On March 26, the U.S. Supreme Court started listening to arguments relative to the constitutionality of the Patient Protection and Affordable Care Act of 2010, passed by Congress. Let us hope our lifetime-appointed judges will offer their unbiased consideration with their ruling in June.
Let us also hope they show more rationality and less partiality than they last did when deciding that corporations are people — our country’s practice of one person, one vote be damned.
But that was their recent 5-4 irrational rational. Prior to that was the ever popular 5-4 decision when one of the three equal branches of our government, the judicial, decided and was allowed to elect who would be the next president of the executive branch (Gore v. United States).
Two failed wars later and we have seen how well that turned out. If allowed to continue their illegal power play, they can next overrule the health care law. Nowhere in the U.S. Constitution did I find that the Supreme Court could overrule a law passed by Congress and signed by the president.
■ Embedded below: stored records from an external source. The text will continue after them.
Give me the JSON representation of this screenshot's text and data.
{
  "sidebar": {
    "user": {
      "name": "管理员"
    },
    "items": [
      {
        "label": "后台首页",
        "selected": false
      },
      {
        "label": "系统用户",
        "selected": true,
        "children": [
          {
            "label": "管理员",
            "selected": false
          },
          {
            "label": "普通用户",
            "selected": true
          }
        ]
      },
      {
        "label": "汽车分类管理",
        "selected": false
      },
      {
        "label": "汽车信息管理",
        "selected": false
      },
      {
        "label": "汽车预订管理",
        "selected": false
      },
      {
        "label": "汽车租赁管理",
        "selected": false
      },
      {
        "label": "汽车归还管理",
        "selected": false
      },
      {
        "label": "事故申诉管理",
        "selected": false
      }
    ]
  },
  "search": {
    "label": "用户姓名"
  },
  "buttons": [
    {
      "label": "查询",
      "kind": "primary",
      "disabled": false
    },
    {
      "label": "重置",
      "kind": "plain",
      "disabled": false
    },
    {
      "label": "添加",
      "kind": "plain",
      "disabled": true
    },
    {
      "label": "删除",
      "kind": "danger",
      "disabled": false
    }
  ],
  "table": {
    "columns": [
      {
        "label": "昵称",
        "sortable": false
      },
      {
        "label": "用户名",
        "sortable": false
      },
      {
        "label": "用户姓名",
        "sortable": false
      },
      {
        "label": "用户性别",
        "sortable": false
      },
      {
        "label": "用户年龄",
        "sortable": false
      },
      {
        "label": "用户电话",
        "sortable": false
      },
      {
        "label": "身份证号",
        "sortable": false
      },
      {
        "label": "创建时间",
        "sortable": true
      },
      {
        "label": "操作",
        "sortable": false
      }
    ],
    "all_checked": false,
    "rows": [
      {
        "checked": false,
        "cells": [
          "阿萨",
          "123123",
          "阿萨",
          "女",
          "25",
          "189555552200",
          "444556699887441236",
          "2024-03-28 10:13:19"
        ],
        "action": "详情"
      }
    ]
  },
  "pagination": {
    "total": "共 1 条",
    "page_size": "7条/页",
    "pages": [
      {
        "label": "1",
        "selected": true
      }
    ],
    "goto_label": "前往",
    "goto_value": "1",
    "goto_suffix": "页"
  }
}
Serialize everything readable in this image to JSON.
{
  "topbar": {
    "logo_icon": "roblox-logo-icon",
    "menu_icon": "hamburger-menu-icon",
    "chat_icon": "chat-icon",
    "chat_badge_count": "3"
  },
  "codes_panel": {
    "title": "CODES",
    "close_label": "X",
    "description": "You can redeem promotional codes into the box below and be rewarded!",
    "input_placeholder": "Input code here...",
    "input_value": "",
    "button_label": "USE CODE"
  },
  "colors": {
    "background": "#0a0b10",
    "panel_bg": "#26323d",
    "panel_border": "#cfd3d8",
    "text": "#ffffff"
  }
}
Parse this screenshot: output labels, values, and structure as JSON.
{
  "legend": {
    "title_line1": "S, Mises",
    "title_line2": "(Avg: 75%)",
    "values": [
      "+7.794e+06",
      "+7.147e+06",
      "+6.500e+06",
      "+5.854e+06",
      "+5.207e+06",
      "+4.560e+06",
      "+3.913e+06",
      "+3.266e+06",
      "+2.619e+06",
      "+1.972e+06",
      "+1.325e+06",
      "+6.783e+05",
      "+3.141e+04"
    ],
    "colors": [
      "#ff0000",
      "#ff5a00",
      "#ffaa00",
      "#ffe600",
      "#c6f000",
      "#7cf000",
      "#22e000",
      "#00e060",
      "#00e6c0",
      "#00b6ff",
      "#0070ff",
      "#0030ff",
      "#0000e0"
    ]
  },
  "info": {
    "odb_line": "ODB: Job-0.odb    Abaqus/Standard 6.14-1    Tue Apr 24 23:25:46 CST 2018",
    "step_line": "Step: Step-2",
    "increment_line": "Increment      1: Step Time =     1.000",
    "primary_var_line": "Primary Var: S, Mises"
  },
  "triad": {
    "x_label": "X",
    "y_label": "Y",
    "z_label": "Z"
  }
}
I always thought it is Congress’ responsibility to pass legislation that affects the entire country, but that is for Constitutional scholars to ponder.
Justices Antonin Scalia, Samuel Alito and Clarence Thomas are certain to decide that the law is unconstitutional. Thirty courts below them have already upheld it. Justice Anthony Kennedy is the only possible swing vote and maybe Chief Justice John Roberts is a long shot, but unlikely.
He seems more interested in a proud legacy than the others. At least the separation of the mandate from the rest of the health care package is likely. Unfortunately, Thomas did not make any notable observations, therefore the dumbest statement came from Scalia, who compared forcing people to have health care insurance to forcing people to buy broccoli.
Having the majority of judges with leanings toward either party permanently enshrined in the Supreme Court is unhealthy, since bias will always surface. We should have term limits for the Supreme Court.